_About this task:_ When the string "Start" occurs in a line of the listing below, return that line.
====== Exercise inputs ======
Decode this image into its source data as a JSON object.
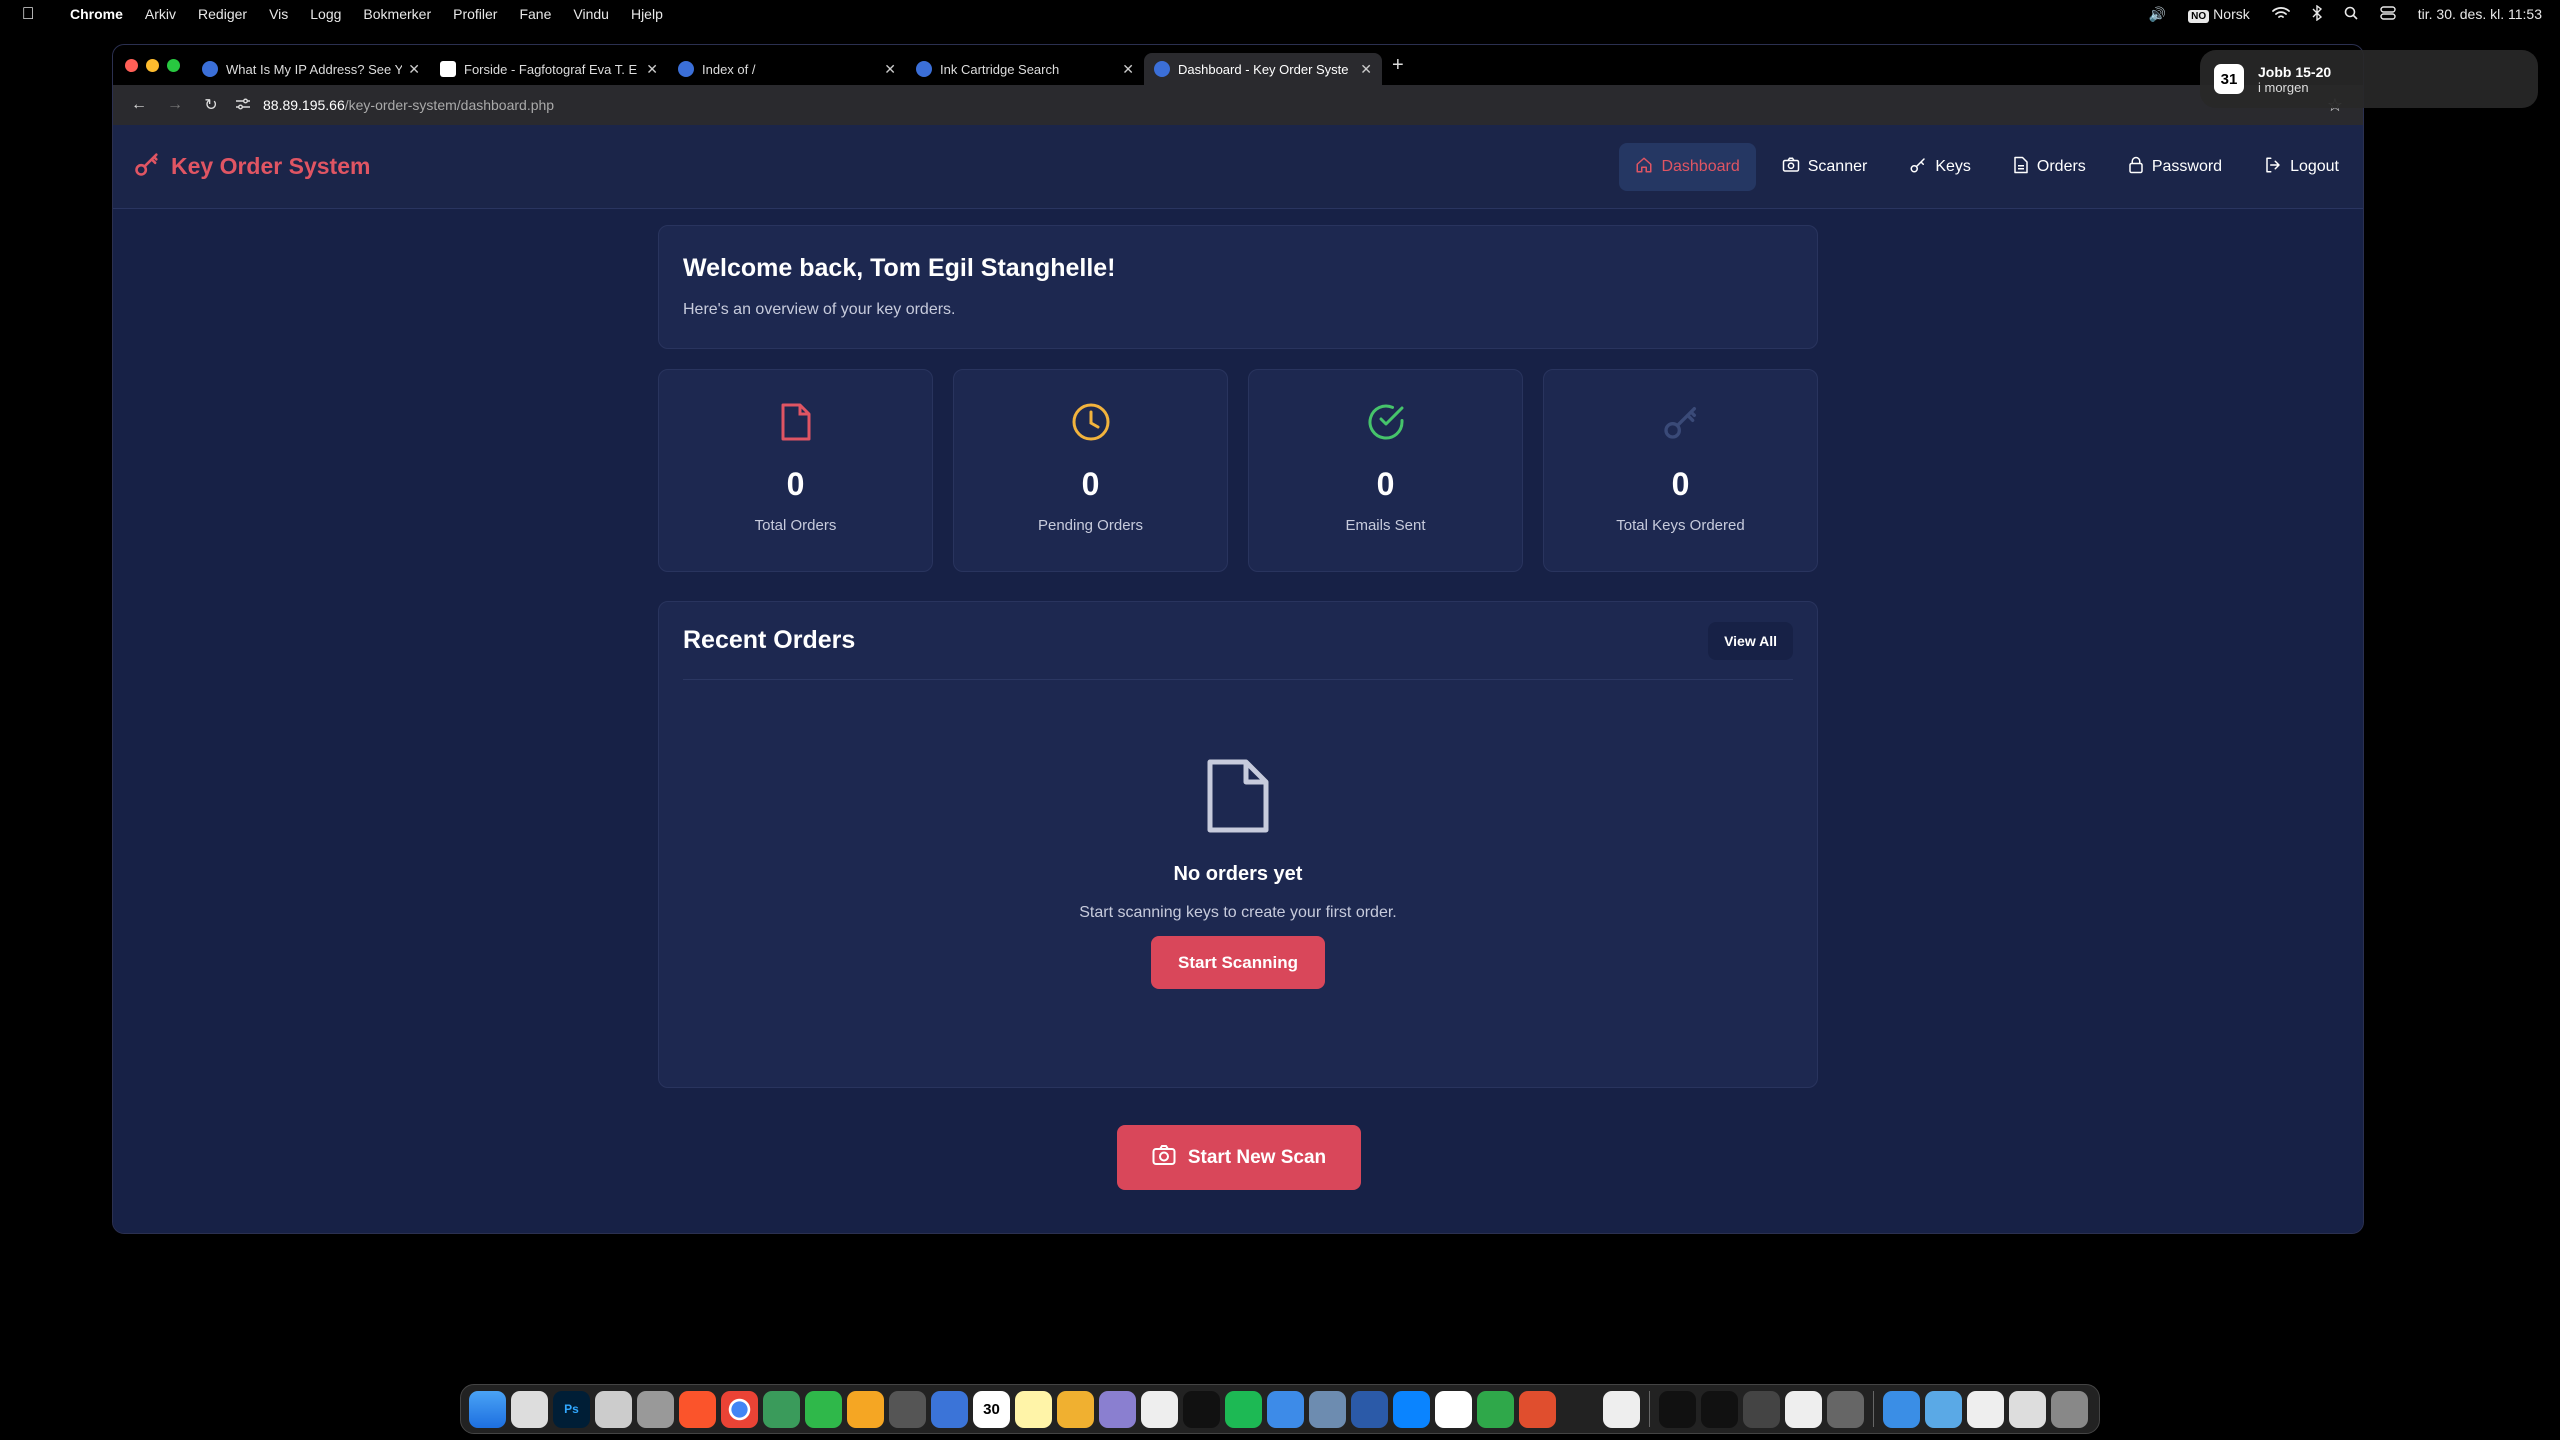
{
  "menubar": {
    "app_name": "Chrome",
    "items": [
      "Arkiv",
      "Rediger",
      "Vis",
      "Logg",
      "Bokmerker",
      "Profiler",
      "Fane",
      "Vindu",
      "Hjelp"
    ],
    "keyboard_badge": "NO",
    "keyboard_label": "Norsk",
    "datetime": "tir. 30. des. kl. 11:53"
  },
  "notification": {
    "icon_text": "31",
    "title": "Jobb 15-20",
    "subtitle": "i morgen"
  },
  "browser": {
    "tabs": [
      {
        "label": "What Is My IP Address? See Y",
        "favicon_color": "#3b6fd8"
      },
      {
        "label": "Forside - Fagfotograf Eva T. E",
        "favicon_color": "#ffffff"
      },
      {
        "label": "Index of /",
        "favicon_color": "#3b6fd8"
      },
      {
        "label": "Ink Cartridge Search",
        "favicon_color": "#3b6fd8"
      },
      {
        "label": "Dashboard - Key Order Syste",
        "favicon_color": "#3b6fd8"
      }
    ],
    "url_host": "88.89.195.66",
    "url_path": "/key-order-system/dashboard.php"
  },
  "app": {
    "brand": "Key Order System",
    "nav": [
      {
        "label": "Dashboard",
        "icon": "home-icon",
        "active": true
      },
      {
        "label": "Scanner",
        "icon": "camera-icon",
        "active": false
      },
      {
        "label": "Keys",
        "icon": "key-icon",
        "active": false
      },
      {
        "label": "Orders",
        "icon": "document-icon",
        "active": false
      },
      {
        "label": "Password",
        "icon": "lock-icon",
        "active": false
      },
      {
        "label": "Logout",
        "icon": "logout-icon",
        "active": false
      }
    ],
    "welcome_title": "Welcome back, Tom Egil Stanghelle!",
    "welcome_subtitle": "Here's an overview of your key orders.",
    "stats": [
      {
        "value": "0",
        "label": "Total Orders",
        "icon": "document-icon",
        "color": "#e05563"
      },
      {
        "value": "0",
        "label": "Pending Orders",
        "icon": "clock-icon",
        "color": "#f2b33d"
      },
      {
        "value": "0",
        "label": "Emails Sent",
        "icon": "check-circle-icon",
        "color": "#46c46b"
      },
      {
        "value": "0",
        "label": "Total Keys Ordered",
        "icon": "key-icon",
        "color": "#3a4a78"
      }
    ],
    "recent_title": "Recent Orders",
    "view_all": "View All",
    "empty_title": "No orders yet",
    "empty_text": "Start scanning keys to create your first order.",
    "start_scanning": "Start Scanning",
    "start_new_scan": "Start New Scan"
  },
  "dock": {
    "calendar_day": "30"
  },
  "colors": {
    "accent": "#e05563",
    "page_bg": "#172146",
    "card_bg": "#1d2850",
    "button_red": "#d9475a"
  }
}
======
_Expected output:_
    "empty_text": "Start scanning keys to create your first order.",
    "start_scanning": "Start Scanning",
    "start_new_scan": "Start New Scan"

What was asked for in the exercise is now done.